▸ Entries from a dataset of interfaces

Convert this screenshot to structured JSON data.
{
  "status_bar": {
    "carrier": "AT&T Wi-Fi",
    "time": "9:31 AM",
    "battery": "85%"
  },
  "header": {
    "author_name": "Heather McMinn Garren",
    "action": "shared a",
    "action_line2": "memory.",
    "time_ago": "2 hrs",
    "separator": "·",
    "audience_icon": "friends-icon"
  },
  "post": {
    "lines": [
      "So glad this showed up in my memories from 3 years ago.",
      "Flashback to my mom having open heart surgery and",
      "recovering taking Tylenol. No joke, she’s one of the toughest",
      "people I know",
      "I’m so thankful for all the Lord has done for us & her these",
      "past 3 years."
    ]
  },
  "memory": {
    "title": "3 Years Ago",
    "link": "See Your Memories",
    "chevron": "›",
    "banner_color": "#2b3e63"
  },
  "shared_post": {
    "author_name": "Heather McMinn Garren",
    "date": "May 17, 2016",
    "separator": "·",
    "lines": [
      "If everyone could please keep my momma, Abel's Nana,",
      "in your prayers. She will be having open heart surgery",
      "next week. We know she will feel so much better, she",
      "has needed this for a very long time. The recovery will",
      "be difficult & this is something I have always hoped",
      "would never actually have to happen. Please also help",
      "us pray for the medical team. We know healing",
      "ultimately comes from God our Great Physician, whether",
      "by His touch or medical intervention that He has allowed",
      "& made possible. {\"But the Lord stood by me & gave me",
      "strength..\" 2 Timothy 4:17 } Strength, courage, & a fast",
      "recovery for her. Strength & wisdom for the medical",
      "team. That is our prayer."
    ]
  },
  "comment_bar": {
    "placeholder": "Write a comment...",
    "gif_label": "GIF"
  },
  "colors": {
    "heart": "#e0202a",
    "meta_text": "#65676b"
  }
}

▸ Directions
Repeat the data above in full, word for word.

▸ Result below
Convert this screenshot to structured JSON data.
{
  "status_bar": {
    "carrier": "AT&T Wi-Fi",
    "time": "9:31 AM",
    "battery": "85%"
  },
  "header": {
    "author_name": "Heather McMinn Garren",
    "action": "shared a",
    "action_line2": "memory.",
    "time_ago": "2 hrs",
    "separator": "·",
    "audience_icon": "friends-icon"
  },
  "post": {
    "lines": [
      "So glad this showed up in my memories from 3 years ago.",
      "Flashback to my mom having open heart surgery and",
      "recovering taking Tylenol. No joke, she’s one of the toughest",
      "people I know",
      "I’m so thankful for all the Lord has done for us & her these",
      "past 3 years."
    ]
  },
  "memory": {
    "title": "3 Years Ago",
    "link": "See Your Memories",
    "chevron": "›",
    "banner_color": "#2b3e63"
  },
  "shared_post": {
    "author_name": "Heather McMinn Garren",
    "date": "May 17, 2016",
    "separator": "·",
    "lines": [
      "If everyone could please keep my momma, Abel's Nana,",
      "in your prayers. She will be having open heart surgery",
      "next week. We know she will feel so much better, she",
      "has needed this for a very long time. The recovery will",
      "be difficult & this is something I have always hoped",
      "would never actually have to happen. Please also help",
      "us pray for the medical team. We know healing",
      "ultimately comes from God our Great Physician, whether",
      "by His touch or medical intervention that He has allowed",
      "& made possible. {\"But the Lord stood by me & gave me",
      "strength..\" 2 Timothy 4:17 } Strength, courage, & a fast",
      "recovery for her. Strength & wisdom for the medical",
      "team. That is our prayer."
    ]
  },
  "comment_bar": {
    "placeholder": "Write a comment...",
    "gif_label": "GIF"
  },
  "colors": {
    "heart": "#e0202a",
    "meta_text": "#65676b"
  }
}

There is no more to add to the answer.